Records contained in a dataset
========================================================================

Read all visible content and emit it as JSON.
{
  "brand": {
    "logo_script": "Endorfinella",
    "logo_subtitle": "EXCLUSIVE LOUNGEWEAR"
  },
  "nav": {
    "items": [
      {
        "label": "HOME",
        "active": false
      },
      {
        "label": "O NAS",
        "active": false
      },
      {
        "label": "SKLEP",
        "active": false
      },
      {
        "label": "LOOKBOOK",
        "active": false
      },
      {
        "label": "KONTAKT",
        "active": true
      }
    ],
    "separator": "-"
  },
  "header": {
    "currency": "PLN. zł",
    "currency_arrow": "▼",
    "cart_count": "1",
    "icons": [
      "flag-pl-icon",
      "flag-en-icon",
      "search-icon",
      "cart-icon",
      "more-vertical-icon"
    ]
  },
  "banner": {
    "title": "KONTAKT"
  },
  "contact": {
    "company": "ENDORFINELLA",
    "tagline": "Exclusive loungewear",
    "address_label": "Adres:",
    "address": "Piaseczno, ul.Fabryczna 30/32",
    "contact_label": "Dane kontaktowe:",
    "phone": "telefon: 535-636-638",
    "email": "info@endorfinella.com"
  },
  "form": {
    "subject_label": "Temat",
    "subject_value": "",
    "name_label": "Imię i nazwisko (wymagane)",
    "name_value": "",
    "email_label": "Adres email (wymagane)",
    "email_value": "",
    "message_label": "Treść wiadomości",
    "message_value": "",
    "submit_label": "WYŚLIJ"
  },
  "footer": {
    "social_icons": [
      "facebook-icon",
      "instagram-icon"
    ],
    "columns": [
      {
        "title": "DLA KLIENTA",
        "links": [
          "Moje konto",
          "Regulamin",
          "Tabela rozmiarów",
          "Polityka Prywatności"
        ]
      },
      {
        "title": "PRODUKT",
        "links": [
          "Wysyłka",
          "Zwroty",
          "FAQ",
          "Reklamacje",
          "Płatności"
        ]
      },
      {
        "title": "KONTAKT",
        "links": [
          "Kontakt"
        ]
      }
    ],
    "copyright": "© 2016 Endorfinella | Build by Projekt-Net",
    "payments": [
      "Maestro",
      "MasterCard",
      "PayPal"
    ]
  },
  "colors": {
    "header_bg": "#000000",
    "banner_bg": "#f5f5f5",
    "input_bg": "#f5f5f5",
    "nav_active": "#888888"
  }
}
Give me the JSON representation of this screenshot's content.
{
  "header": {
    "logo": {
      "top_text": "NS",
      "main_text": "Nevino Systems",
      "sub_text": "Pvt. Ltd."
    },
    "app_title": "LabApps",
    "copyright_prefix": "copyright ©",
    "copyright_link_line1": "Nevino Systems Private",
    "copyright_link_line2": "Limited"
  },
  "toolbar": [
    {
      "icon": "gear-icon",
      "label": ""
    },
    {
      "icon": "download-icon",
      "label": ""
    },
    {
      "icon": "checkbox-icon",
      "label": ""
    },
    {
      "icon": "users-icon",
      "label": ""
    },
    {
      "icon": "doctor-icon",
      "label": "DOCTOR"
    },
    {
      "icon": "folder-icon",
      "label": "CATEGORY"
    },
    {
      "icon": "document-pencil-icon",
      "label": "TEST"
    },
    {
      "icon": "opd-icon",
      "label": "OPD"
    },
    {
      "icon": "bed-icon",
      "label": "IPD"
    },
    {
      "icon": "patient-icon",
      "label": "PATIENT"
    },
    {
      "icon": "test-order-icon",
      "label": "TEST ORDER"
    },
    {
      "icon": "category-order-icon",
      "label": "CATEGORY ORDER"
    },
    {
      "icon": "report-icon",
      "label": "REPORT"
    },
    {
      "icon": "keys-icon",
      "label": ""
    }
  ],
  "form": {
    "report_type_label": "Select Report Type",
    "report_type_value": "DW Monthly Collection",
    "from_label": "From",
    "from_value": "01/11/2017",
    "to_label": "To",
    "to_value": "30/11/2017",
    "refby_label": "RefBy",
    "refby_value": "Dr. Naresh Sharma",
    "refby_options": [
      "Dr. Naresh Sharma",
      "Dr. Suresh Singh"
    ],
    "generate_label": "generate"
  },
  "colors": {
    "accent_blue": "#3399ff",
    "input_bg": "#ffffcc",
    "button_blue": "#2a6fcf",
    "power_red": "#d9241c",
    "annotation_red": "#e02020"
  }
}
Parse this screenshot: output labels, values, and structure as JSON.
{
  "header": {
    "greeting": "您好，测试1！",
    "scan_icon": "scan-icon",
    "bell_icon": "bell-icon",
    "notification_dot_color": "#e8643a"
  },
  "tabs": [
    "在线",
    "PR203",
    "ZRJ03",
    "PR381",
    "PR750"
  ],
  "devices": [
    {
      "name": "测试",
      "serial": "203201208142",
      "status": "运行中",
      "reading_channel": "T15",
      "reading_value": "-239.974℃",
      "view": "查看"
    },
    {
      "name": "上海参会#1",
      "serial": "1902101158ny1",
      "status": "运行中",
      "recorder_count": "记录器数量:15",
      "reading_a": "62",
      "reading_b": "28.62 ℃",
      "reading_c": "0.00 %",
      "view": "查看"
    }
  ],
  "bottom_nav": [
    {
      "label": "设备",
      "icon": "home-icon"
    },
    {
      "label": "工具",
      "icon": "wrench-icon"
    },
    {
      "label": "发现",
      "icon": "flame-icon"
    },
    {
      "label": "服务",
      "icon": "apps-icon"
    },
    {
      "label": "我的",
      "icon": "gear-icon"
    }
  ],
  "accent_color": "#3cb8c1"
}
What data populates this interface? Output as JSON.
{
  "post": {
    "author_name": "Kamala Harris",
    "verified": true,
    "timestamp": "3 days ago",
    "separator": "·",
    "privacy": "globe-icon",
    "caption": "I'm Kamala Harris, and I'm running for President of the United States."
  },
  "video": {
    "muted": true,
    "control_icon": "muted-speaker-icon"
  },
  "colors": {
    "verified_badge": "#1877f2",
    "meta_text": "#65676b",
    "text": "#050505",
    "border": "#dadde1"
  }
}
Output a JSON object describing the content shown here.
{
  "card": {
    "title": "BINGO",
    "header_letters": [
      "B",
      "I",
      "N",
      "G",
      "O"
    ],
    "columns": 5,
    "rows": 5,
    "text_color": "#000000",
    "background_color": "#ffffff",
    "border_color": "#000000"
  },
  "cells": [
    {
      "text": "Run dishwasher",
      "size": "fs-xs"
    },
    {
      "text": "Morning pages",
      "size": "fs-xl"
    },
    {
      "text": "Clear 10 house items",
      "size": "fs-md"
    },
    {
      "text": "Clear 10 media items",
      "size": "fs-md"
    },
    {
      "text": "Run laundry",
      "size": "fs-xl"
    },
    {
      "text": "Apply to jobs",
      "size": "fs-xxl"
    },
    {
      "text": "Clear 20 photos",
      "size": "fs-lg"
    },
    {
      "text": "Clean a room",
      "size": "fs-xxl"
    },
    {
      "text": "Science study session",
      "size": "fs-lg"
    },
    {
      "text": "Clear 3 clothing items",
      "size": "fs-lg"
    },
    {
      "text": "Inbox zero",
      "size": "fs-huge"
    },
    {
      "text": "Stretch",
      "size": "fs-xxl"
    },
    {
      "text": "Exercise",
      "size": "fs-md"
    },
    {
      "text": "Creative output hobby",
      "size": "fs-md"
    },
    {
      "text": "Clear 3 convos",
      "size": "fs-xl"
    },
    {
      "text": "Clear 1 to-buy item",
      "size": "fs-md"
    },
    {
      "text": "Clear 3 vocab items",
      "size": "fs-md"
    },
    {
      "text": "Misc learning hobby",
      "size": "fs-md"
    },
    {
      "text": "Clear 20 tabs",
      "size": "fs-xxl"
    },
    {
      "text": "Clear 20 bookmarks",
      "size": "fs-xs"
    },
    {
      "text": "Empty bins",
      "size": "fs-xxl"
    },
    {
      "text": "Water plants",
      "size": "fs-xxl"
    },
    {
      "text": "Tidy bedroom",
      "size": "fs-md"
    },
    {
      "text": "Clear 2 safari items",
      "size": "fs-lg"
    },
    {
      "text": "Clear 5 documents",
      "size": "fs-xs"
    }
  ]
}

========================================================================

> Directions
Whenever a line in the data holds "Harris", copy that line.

> Solved exercise
    "author_name": "Kamala Harris",
    "caption": "I'm Kamala Harris, and I'm running for President of the United States."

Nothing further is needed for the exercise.